Brandon Gertz

Brandon Gertz is a second-year Coastal Environmental Management Master’s Student at the Duke University Marine Lab.  His work is focused on helping people appreciate and connect to the deep ocean, and his Master’s Project helped identify companies with possible future connections to deep-sea mining. Brandon has also supported Seas the Day’s Whale Pod series as an editor and was excited by the chance to record this time! 

 Twitter: @BrandonGertz1 

Linkedin: https://www.linkedin.com/in/brandon-gertz-1b597b138/  


Masha Edmondson

Masha Edmondson is a second-year Master of Coastal Environmental Management student at the Nicholas School, where she focuses on how the use of unoccupied aerial systems can improve scientific accuracy in understanding and predicting cetacean behavior advised by Dr. Dave Johnston. She also works with the Marine Geospatial Ecology Lab on research and communication about marine spatial planning on the high seas, the blue economy, marine mammals, and ecological and biologically significant areas (EBSAs). She will use the skills gained in her master’s program throughout her career in marine conservation. 


Dr. Van Dover

Cindy Van Dover, Harvey W. Smith Professor of Biological Oceanography and Director of Graduate Studies, Marine Science & Conservation 

Dr. Van Dover is a deep-sea biologist with an interest in ocean exploration and the ecology of chemosynthetic ecosystems. She began her work in this field in 1982, joining the first biological expedition to hydrothermal vents on the East Pacific Rise. On receiving her Ph.D. in 1989, Van Dover joined the group that operates the deep-diving submersible ALVIN. She qualified as pilot in 1990 and was pilot-in-command of 48 dives. Her current research focuses primarily on the study of biodiversity, biogeography, and connectivity of invertebrates from chemosynthetic ecosystems and invertebrate functional anatomy.  in addition, she is active in developing pre-industrialization policy and management strategies for deep-sea resources. She is currently the Harvey W Smith Distinguished Professor of Biological Oceanography and Chair of the Division of Marine Science and Conservation at Duke University. 

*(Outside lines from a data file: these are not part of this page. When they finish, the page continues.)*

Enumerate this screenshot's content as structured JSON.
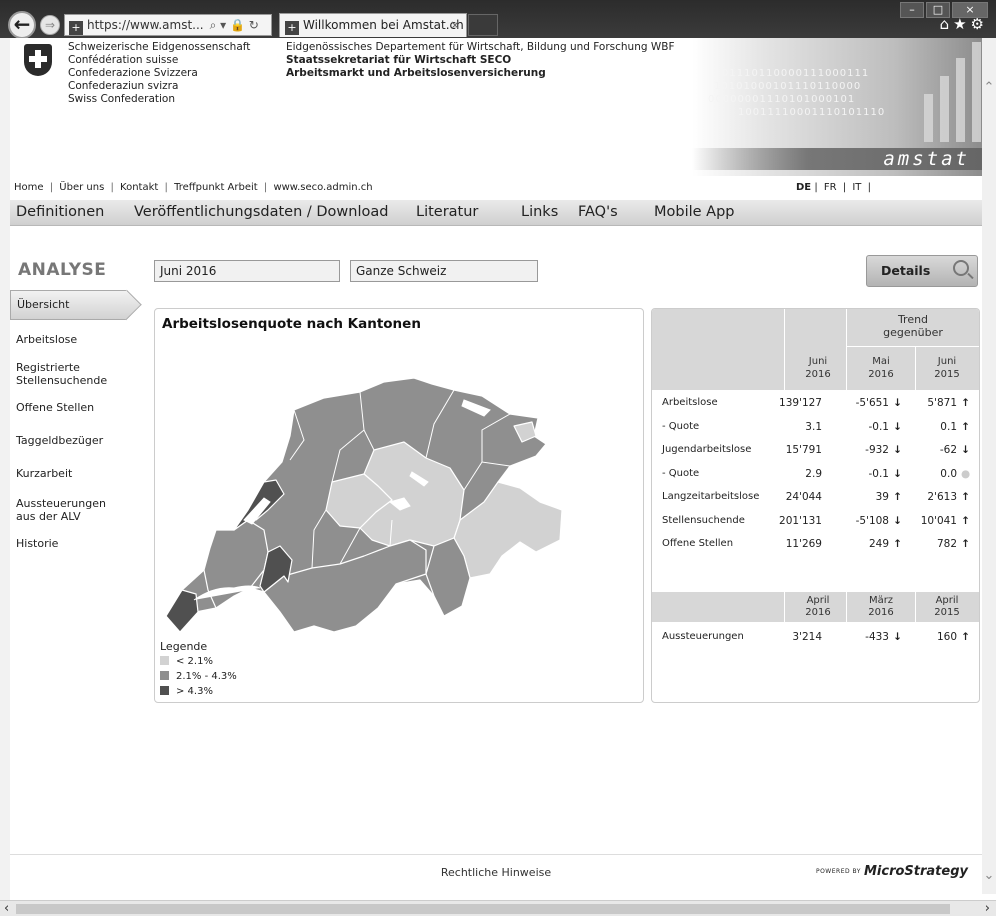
{
  "browser": {
    "url": "https://www.amst...",
    "url_tools": "⌕ ▾ 🔒 ↻",
    "tab_title": "Willkommen bei Amstat.ch",
    "tab_close": "×"
  },
  "header": {
    "confederation": [
      "Schweizerische Eidgenossenschaft",
      "Confédération suisse",
      "Confederazione Svizzera",
      "Confederaziun svizra",
      "Swiss Confederation"
    ],
    "department": "Eidgenössisches Departement für Wirtschaft, Bildung und Forschung WBF",
    "secretariat": "Staatssekretariat für Wirtschaft SECO",
    "unit": "Arbeitsmarkt und Arbeitslosenversicherung",
    "brand": "amstat",
    "banner_digits": [
      "01110110000111000111",
      "10101000101110110000",
      "00000001110101000101",
      "10011110001110101110"
    ]
  },
  "topnav": {
    "items": [
      "Home",
      "|",
      "Über uns",
      "|",
      "Kontakt",
      "|",
      "Treffpunkt Arbeit",
      "|",
      "www.seco.admin.ch"
    ],
    "languages": [
      "DE",
      "|",
      "FR",
      "|",
      "IT",
      "|"
    ]
  },
  "mainnav": [
    "Definitionen",
    "Veröffentlichungsdaten / Download",
    "Literatur",
    "Links",
    "FAQ's",
    "Mobile App"
  ],
  "analyse": {
    "heading": "ANALYSE",
    "period": "Juni 2016",
    "region": "Ganze Schweiz",
    "details_label": "Details"
  },
  "side_menu": {
    "active": "Übersicht",
    "items": [
      "Arbeitslose",
      "Registrierte\nStellensuchende",
      "Offene Stellen",
      "Taggeldbezüger",
      "Kurzarbeit",
      "Aussteuerungen\naus der ALV",
      "Historie"
    ]
  },
  "map": {
    "title": "Arbeitslosenquote nach Kantonen",
    "legend_title": "Legende",
    "legend": [
      {
        "label": "< 2.1%",
        "color": "#d2d2d2"
      },
      {
        "label": "2.1% - 4.3%",
        "color": "#8f8f8f"
      },
      {
        "label": "> 4.3%",
        "color": "#505050"
      }
    ]
  },
  "table": {
    "trend_title": "Trend\ngegenüber",
    "columns": [
      "Juni\n2016",
      "Mai\n2016",
      "Juni\n2015"
    ],
    "rows": [
      {
        "label": "Arbeitslose",
        "value": "139'127",
        "vs_prev_month": "-5'651",
        "pm_dir": "down",
        "vs_prev_year": "5'871",
        "py_dir": "up"
      },
      {
        "label": "- Quote",
        "value": "3.1",
        "vs_prev_month": "-0.1",
        "pm_dir": "down",
        "vs_prev_year": "0.1",
        "py_dir": "up"
      },
      {
        "label": "Jugendarbeitslose",
        "value": "15'791",
        "vs_prev_month": "-932",
        "pm_dir": "down",
        "vs_prev_year": "-62",
        "py_dir": "down"
      },
      {
        "label": "- Quote",
        "value": "2.9",
        "vs_prev_month": "-0.1",
        "pm_dir": "down",
        "vs_prev_year": "0.0",
        "py_dir": "neutral"
      },
      {
        "label": "Langzeitarbeitslose",
        "value": "24'044",
        "vs_prev_month": "39",
        "pm_dir": "up",
        "vs_prev_year": "2'613",
        "py_dir": "up"
      },
      {
        "label": "Stellensuchende",
        "value": "201'131",
        "vs_prev_month": "-5'108",
        "pm_dir": "down",
        "vs_prev_year": "10'041",
        "py_dir": "up"
      },
      {
        "label": "Offene Stellen",
        "value": "11'269",
        "vs_prev_month": "249",
        "pm_dir": "up",
        "vs_prev_year": "782",
        "py_dir": "up"
      }
    ],
    "columns2": [
      "April\n2016",
      "März\n2016",
      "April\n2015"
    ],
    "rows2": [
      {
        "label": "Aussteuerungen",
        "value": "3'214",
        "vs_prev_month": "-433",
        "pm_dir": "down",
        "vs_prev_year": "160",
        "py_dir": "up"
      }
    ]
  },
  "footer": {
    "legal": "Rechtliche Hinweise",
    "powered_by": "POWERED BY",
    "vendor": "MicroStrategy"
  },
  "colors": {
    "low": "#d2d2d2",
    "mid": "#8f8f8f",
    "high": "#505050"
  }
}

Elisabetta Menini
Elisabetta Menini, 2nd year PhD student 
Betta is a second year PhD student co-advised by Pat Halpin and Cindy Lee Van Dover. She is a Fulbright student from Italy with two maters and professional experiences in marine biology and maritime spatial planning. Her interests include deep sea management and conservation, particularly in seabed mining governance and regulation in Areas Beyond National Jurisdiction (ABNJs). 

Twitter: @BettaMenini 

YouTube: With Betta is Better 

Series Host

Lisa Campbell head shot

Dr. Lisa Campbell hosts the Conservation and Development series. The series showcases the work of students who produce podcasts as part of their term projects. Lisa introduced a podcast assignment after 16 years of teaching, in an effort to direct student energy and effort to a project that would enjoy a wider audience.

Episode 18 flyer

Supplemental material for this episode